(Records excerpted from a collection)

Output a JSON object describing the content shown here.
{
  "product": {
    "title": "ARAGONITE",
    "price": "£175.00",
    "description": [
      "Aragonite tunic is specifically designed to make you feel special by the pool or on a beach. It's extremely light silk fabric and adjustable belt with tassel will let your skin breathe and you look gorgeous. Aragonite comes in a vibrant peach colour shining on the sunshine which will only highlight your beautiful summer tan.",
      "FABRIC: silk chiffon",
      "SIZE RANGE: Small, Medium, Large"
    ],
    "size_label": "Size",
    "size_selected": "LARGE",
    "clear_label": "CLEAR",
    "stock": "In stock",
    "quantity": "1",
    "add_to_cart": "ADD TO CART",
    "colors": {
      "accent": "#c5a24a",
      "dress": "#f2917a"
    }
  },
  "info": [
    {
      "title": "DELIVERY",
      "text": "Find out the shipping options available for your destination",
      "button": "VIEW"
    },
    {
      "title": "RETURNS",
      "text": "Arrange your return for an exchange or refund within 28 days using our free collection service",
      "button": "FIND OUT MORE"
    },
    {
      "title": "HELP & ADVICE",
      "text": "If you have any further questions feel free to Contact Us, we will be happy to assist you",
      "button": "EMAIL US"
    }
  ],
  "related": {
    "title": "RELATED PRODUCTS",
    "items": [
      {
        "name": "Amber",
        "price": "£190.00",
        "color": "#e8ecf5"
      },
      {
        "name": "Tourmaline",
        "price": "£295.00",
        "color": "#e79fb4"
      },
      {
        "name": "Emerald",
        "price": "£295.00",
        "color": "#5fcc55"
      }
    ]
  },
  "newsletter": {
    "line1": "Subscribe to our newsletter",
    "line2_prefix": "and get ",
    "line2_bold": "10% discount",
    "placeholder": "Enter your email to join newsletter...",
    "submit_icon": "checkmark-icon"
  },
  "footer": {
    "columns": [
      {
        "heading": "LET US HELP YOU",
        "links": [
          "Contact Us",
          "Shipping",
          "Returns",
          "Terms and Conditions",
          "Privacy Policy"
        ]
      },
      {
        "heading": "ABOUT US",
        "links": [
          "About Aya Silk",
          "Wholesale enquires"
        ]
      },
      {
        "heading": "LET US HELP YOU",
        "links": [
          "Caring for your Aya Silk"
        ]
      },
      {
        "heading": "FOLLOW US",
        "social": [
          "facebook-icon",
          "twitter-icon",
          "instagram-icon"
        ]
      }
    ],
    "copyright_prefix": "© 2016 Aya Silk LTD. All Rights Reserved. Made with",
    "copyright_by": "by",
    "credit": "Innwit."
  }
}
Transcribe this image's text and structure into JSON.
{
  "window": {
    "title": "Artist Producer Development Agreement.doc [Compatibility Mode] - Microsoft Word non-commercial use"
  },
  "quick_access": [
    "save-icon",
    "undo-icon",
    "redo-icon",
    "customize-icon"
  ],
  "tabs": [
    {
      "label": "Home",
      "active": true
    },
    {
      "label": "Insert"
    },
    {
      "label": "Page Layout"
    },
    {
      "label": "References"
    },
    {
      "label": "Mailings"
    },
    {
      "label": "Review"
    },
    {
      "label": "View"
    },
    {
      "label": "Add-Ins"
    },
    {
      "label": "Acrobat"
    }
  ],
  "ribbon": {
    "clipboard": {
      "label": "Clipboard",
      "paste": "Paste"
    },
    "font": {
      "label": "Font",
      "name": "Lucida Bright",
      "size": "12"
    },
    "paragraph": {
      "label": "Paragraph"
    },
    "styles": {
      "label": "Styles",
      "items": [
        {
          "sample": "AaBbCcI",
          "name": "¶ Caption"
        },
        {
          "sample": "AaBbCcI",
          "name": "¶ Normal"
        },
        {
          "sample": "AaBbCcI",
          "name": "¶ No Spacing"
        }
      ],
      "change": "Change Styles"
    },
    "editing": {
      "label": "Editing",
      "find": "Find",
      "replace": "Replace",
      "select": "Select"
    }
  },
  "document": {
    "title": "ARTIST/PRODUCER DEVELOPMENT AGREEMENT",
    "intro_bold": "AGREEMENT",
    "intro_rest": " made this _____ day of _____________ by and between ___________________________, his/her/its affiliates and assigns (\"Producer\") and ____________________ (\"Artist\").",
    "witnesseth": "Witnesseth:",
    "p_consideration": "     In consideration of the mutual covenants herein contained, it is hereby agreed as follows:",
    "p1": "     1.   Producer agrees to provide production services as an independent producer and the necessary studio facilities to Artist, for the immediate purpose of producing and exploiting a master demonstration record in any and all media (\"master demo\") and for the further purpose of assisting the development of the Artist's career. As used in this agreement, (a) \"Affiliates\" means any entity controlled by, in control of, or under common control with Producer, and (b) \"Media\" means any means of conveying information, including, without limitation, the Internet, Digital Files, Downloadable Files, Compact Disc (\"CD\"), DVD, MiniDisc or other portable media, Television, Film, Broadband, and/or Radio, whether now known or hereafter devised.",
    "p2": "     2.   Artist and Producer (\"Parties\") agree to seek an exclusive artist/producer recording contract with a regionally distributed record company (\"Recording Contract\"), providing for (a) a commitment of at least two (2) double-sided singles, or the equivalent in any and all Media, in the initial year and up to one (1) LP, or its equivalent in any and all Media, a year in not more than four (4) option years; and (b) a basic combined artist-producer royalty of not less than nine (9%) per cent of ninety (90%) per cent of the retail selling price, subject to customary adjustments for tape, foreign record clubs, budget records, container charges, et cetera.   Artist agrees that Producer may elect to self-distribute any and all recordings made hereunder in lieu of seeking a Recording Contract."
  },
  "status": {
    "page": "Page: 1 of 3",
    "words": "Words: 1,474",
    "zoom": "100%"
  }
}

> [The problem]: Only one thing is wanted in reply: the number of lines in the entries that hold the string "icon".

> [Your solution]: 8